B. Transf., of persons: hoc ad damnum (i. e. scortum) deferetur, Plaut. Men. 1, 2, 24: cf. ib. 21 and 60; Ov. M. 11, 381; 12, 16; cf. id. ib. 11, 133.

II. Esp. in law.

A. A fine, mulct, penalty, Plaut. Trin. 1, 2, 182; Liv. 4, 53, 7; 7, 4, 2; Gell. 20, 1, 32: quis umquam tanto damno senatorem coegit?
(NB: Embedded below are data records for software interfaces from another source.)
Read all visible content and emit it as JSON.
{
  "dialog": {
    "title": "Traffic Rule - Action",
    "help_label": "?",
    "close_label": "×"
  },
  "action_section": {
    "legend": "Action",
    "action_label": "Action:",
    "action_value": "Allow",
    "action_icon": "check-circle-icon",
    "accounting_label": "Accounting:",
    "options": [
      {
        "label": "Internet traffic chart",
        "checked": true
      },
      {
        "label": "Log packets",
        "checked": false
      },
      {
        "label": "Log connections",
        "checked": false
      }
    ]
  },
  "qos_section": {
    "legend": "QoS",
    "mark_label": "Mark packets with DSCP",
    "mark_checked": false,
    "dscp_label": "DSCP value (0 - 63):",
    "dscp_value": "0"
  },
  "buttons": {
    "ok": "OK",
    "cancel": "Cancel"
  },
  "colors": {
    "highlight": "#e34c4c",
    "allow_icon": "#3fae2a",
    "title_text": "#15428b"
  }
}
Cic. Phil. 1, 5 fin.: eos (leges) morte, exsilio, vinclis, damno coercent, id. Off. 3, 5, 23.—

B. Freq. in the terms,

1. damnum injuria (datum), i. e. an injury done to another's beast or slave, for which the lex Aquilia provided compensation, (Caesulenus senex) cum ab Sabellio multam lege Aquilia damni injuria petivisset, Cic. Brut. 34, 131; id. Tull. 4, 8; 5, 11; 17, 41.—

2. Damnum infectum, an injury not done but threatened, and against which the person endangered might require security, Cic. Top. 4, 22; Dig. 39, 2, 3; Plin. 36, 2, 2, 6 (cf. infectus).